Sudanese President Omar Hassan al-Bashir, wanted by the International Criminal Court on genocide charges, said Saturday he has offered to help Libya integrate its dozens of militias into the country's armed forces.

We have an experience in integrating rebels in a national army, said Bashir, whose visit to Libya drew criticism from human rights groups.

We have offered to help our brothers in Libya in building a national army that includes the components of the Libyan revolution. Our experts are available and our officers are available, he said.

Bashir also said he had offered the new Libyan government help from Sudanese troops in protecting Libya's southern borders during the war that ended Muammar Gaddafi's rule but that his offer was declined.

Libya's new rulers are struggling to include thousands of former rebels who helped oust Gaddafi in a military and police force or in civilian jobs.

Mustafa Abdul Jalil, chairman of the National Transitional Council, warned this week that Libya risks sliding into civil war unless it cracks down on rival militias which filled the vacuum left by Gaddafi's downfall.

The militias are vying with each other for influence, and believe that to ensure they receive their due share of political power they need to keep an armed presence in the capital.

Abdul Jalil, who visited Khartoum in November, has said Sudanese weapons and ammunition helped Libya's former rebels oust Muammar Gaddafi last year and take control of the North African country.

Relations between Khartoum and Tripoli were strained during Gaddafi's rule because of his support for rebels in Sudan's western Darfur region and in South Sudan, which gained independence in July under a 2005 peace deal.

Bashir said that the ousting of Gaddafi was the best piece of news in Sudan's modern history.

We came here to thank the Libyan people for the gift they offered to the Sudanese people by removing Gaddafi, he said.

RIGHTS GROUPS' CRITICISM

Bashir's visit was criticised by rights groups.

Welcoming Bashir ... raises questions about the NTC's stated commitment to human rights and the rule of law, Richard Dicker, international justice director at Human Rights Watch, said in a statement.

Following the end of decades of brutal rule in Libya, it is disturbing if Tripoli hosts a head of state on the run from international arrest warrants for grave human rights violations.

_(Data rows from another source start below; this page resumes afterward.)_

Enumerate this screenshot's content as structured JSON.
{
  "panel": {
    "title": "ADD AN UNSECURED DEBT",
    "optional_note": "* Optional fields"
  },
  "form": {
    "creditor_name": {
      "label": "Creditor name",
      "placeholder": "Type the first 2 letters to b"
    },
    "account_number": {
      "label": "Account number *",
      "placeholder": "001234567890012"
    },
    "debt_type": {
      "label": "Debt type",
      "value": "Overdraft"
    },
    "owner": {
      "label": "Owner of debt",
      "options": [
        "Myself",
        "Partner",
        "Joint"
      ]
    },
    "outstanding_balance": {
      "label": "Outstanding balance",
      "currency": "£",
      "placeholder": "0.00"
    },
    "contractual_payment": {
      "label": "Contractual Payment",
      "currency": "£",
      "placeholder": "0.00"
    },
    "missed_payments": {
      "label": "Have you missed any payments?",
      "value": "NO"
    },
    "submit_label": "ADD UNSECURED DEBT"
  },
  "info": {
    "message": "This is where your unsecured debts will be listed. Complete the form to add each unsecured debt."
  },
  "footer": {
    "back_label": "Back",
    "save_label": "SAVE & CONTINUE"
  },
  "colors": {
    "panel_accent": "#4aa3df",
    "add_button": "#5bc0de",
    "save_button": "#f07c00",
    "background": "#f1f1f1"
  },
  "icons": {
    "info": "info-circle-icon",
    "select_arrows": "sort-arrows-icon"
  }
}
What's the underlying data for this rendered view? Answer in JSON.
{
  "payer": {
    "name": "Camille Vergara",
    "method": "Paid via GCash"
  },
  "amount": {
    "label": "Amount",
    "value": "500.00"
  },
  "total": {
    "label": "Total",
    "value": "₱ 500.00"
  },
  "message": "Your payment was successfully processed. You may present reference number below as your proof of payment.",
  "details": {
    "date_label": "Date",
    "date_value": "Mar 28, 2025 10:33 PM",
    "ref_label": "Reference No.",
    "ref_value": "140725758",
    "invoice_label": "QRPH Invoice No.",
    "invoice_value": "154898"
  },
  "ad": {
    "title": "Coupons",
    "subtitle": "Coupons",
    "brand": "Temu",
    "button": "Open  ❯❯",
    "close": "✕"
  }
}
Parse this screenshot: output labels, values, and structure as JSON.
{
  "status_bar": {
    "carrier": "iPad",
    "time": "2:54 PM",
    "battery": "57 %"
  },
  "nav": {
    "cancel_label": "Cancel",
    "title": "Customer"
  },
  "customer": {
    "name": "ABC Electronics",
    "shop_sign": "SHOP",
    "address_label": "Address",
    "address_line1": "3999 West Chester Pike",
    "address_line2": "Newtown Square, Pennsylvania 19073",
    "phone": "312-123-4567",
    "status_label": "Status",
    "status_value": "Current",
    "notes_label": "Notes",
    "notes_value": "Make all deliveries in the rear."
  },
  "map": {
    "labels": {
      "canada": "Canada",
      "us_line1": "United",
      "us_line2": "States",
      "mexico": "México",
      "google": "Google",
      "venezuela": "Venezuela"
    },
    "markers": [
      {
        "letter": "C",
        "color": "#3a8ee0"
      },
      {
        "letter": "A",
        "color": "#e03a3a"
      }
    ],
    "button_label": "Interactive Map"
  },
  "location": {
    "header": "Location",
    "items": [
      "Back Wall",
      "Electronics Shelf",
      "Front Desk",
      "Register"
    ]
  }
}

Mohammed al-Keelani, who heads a group of 50 Libyan civil society organizations, said Bashir was not welcome in Libya.

For us, Omar al-Bashir is the Gaddafi of Sudan, he said. We have reservations against this visit because he's a tyrant who oppresses his people and his policy contradicts our principles.

Bashir is under increasing pressure at home after his country lost much of its oil production to the south.

(Additional reporting by Ali Shuaib; Editing by Louise Ireland)